WORK ITEM:
Identify all lines in the listing that include the word "Thorpe", and copy them out.

EXERCISE MATERIAL:
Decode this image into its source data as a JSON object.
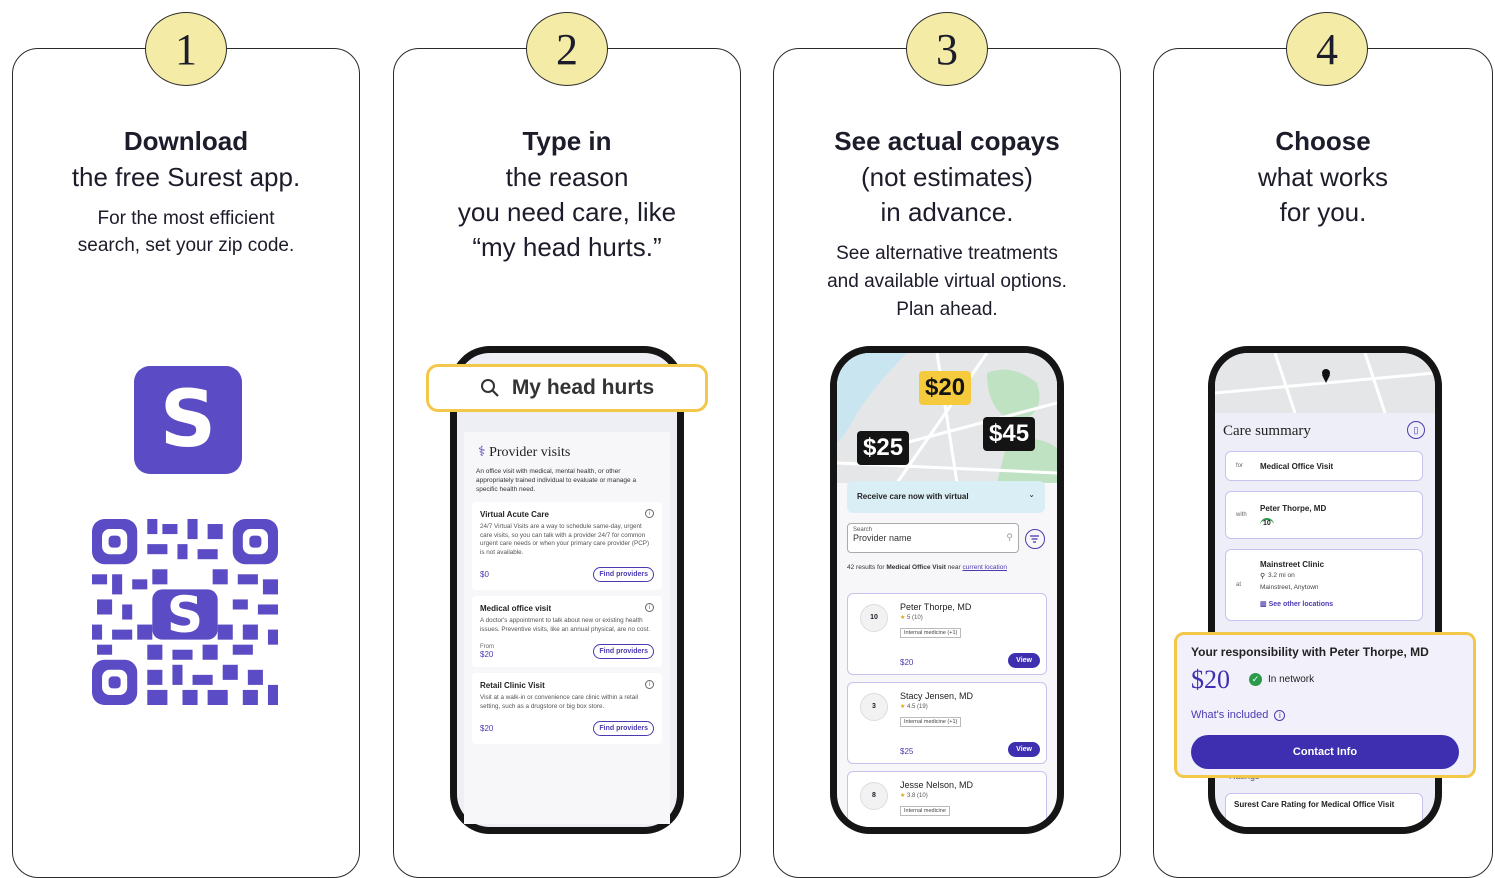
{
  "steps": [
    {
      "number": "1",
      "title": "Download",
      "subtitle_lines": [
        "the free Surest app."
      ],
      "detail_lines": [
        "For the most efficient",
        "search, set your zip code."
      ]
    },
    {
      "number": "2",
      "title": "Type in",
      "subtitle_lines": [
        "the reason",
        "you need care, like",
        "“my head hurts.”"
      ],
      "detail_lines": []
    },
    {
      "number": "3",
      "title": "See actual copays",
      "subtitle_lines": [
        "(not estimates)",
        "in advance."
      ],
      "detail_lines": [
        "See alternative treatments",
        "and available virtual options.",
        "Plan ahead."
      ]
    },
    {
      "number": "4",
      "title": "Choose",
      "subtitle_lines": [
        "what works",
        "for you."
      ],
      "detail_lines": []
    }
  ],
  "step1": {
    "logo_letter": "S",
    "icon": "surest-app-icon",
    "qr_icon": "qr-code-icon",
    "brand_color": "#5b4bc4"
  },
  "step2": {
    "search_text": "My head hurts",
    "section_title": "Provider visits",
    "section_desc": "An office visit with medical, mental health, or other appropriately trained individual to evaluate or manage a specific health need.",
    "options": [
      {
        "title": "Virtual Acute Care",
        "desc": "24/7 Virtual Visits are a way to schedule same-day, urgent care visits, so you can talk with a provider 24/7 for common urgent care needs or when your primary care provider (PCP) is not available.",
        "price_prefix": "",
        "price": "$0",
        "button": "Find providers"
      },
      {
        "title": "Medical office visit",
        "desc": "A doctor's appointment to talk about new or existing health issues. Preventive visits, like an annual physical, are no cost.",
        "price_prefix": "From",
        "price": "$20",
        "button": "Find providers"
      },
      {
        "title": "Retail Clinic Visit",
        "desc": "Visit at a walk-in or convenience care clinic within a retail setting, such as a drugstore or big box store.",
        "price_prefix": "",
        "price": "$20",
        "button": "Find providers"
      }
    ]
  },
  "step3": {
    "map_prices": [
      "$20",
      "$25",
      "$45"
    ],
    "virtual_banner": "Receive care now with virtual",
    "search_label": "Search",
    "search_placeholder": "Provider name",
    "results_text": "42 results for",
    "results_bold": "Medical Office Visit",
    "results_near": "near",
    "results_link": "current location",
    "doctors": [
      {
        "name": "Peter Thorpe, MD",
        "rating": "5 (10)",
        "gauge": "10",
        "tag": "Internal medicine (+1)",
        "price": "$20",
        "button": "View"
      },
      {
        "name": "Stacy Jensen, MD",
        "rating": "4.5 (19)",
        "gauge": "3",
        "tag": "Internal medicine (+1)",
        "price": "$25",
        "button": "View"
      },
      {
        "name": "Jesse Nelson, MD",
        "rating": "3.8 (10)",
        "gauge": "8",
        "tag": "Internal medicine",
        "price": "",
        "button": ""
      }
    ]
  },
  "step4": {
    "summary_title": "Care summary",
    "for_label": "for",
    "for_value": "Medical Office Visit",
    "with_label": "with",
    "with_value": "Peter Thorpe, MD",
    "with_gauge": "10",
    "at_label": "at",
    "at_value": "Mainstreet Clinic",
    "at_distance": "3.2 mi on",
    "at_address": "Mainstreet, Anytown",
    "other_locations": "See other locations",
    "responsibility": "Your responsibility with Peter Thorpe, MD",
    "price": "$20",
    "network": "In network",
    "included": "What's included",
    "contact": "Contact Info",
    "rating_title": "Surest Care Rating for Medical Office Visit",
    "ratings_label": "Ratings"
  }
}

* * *

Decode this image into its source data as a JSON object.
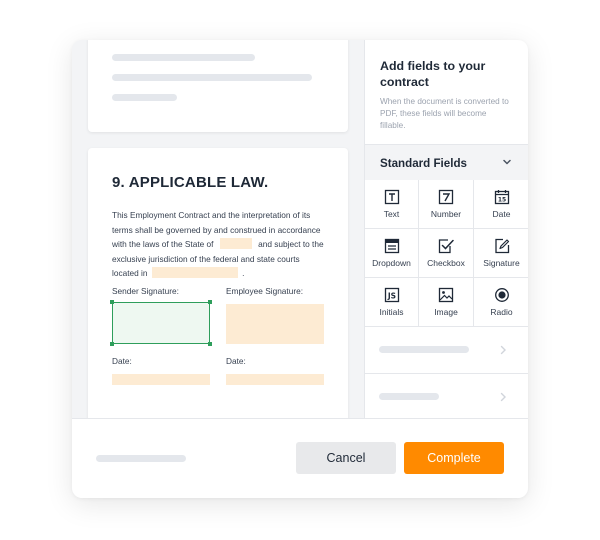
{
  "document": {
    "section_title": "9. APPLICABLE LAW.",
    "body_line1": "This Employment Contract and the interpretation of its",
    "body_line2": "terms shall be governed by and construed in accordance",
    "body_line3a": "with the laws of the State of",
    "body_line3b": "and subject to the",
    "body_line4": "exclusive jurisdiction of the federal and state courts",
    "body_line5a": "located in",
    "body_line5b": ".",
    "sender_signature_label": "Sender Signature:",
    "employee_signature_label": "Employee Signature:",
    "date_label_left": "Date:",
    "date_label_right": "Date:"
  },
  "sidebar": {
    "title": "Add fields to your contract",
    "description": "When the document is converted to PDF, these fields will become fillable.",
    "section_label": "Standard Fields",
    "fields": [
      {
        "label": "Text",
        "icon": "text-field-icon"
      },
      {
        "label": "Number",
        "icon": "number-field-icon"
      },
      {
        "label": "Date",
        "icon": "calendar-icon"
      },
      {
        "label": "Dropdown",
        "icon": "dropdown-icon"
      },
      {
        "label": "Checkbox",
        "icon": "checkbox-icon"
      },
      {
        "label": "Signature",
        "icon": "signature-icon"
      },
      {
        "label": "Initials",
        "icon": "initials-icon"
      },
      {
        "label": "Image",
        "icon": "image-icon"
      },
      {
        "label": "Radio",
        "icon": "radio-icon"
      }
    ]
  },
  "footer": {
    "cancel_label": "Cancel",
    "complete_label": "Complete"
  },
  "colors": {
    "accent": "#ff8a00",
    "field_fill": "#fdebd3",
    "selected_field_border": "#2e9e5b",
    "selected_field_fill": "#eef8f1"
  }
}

SOLVED PROBLEM:
        "name": "Peter Thorpe, MD",
    "with_value": "Peter Thorpe, MD",
    "responsibility": "Your responsibility with Peter Thorpe, MD",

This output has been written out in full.